    1. The new tax will be anticipated by the Feds and they will spend it immediately. It will then become a baseline for future budgets and no good will come of it except we will be spending too much for fuel and be locked into producing the extra revenue from now on.

    2. We will not drive much less even at $5 / gallon. Commuting distances and the sheer size of the US make ours a very different picture than in Europe.

    3. CAFE standards at 55 MPG will just be another burden on the economy unless consumers begin to demand (and buy) vehicles with higher mileage. Efficient vehicles are available today with gas prices plenty high enough to leverage a change in consumer habits and it isn’t happening. This bill reads like a giant attempt at social engineering and not as good energy policy.

    4. Stopping offshore development due to environmental risk is a red herring being thrown around by environmentalists who want to make use of a tragedy. The best reason not to drill for our last remaining reserves is because they are our last remaining reserves. It makes no sense to burn up a such a vital resource on consumer whims.

  • Samie


    Try reading other comments and argue against them before spewing silly rhetoric.

    I must have p’d’ off the “no questions asked followers” The responses after mine are made by one person??? The comments show why we are in the trouble that we are in, as a society…..

    Lets all go back to eight grade and have a logical debate. Example: Like no way I’m right and like for sure your wrong, cuz I heard it from experts on Cable TV so you got nothing to say. Critical thinking skills, I think not.

  • Anonymous

    Dear Tax Payer:

    1. Well, by that logic, let’s not collect any taxes because they gonna be spent by no good gov, Heeehaw!

    2. We won’t? Such short memory we have… remember 2006?

    3. In that case, let’s eliminate all “burden” and regulations including drilling restrictions. Ooops, we have a leak, i thought the gov was supposed to prevent this!!!

    4. red herring? Oh yea, the media made this story so fantastic, it’s really not that bad. I mean, we all some oil in our food right? Hmmm… got to love that oil taste.

  • Shines
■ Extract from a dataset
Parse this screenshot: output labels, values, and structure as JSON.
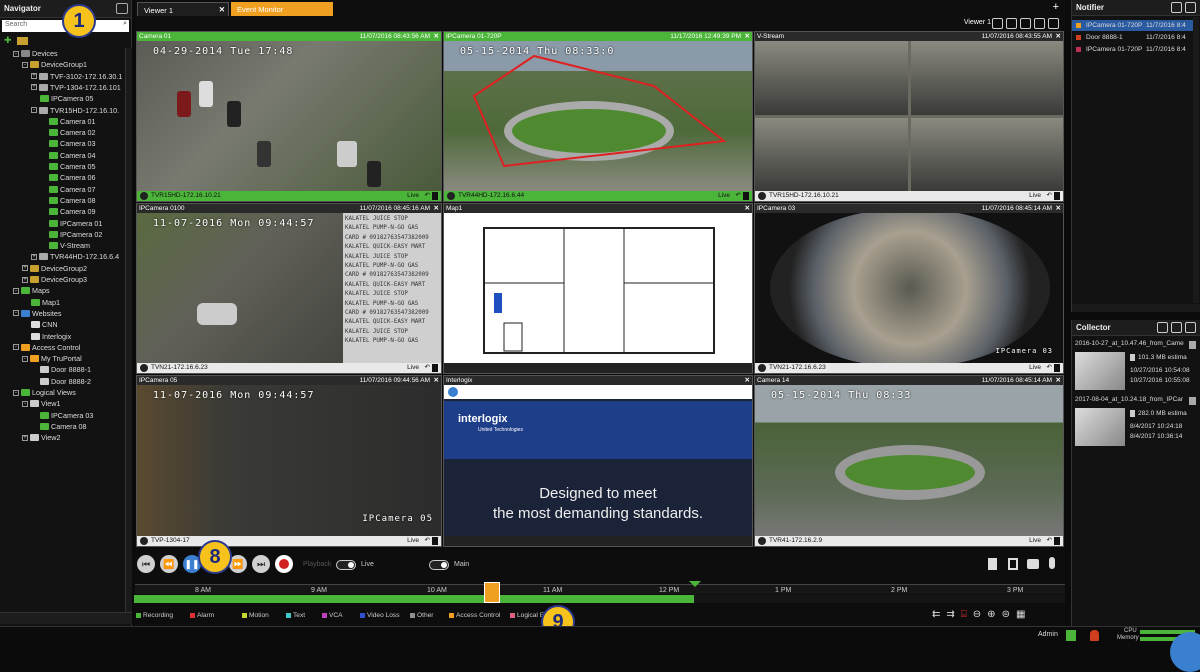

    Sorry Mr. Engineer I think you need to look at the whole picture. Actually the worst case scenario for this spill is 40% worse than the one in 1979 – this one might not be stopped until December. That one was off the coast of Mexico and wrecked Texas beaches for 3 years. The bare sand beaches recovered (and you can say there was no permanent eco damage but we know that is not true), The wetlands, marshes and estuaries off the coasts of Louisiana, Mississippi and Alabama are way different than the sandy beaches of Texas. The point of this web site is not to criticize oil companies nor to condemn offshore drilling. The huge oil slick in the Golf is a graphic reminder of our desperate need to find alternative energy.
    As far as letting China have our oil… – our oil? BP stands for British Petroleum as if you didn’t know. They and Exxon and other oil companies are going to sell the oil wherever they can make the most profit. Doesn’t really matter which countries want the oil, the fact that many countries want the oil means the price will eventually start rising again (once the global recession ends…) So open your eyes a little wider – I’m not going to talk about the many forms of pollution caused by driving cars – hybrid, electric or otherwise…

  • Big lifted trucks

    The globe is already facing the oil crisis and something bad like this happens, the worst impact of this oil spill is on environment and the animal kingdom directly, but if this was not to happen again the impact would have been on environment, as the Oil would be processed and used in for cars and buses and huge machineries which will eventually hit the Co2 level go high and cause a impact on climate change………
    big lifted trucks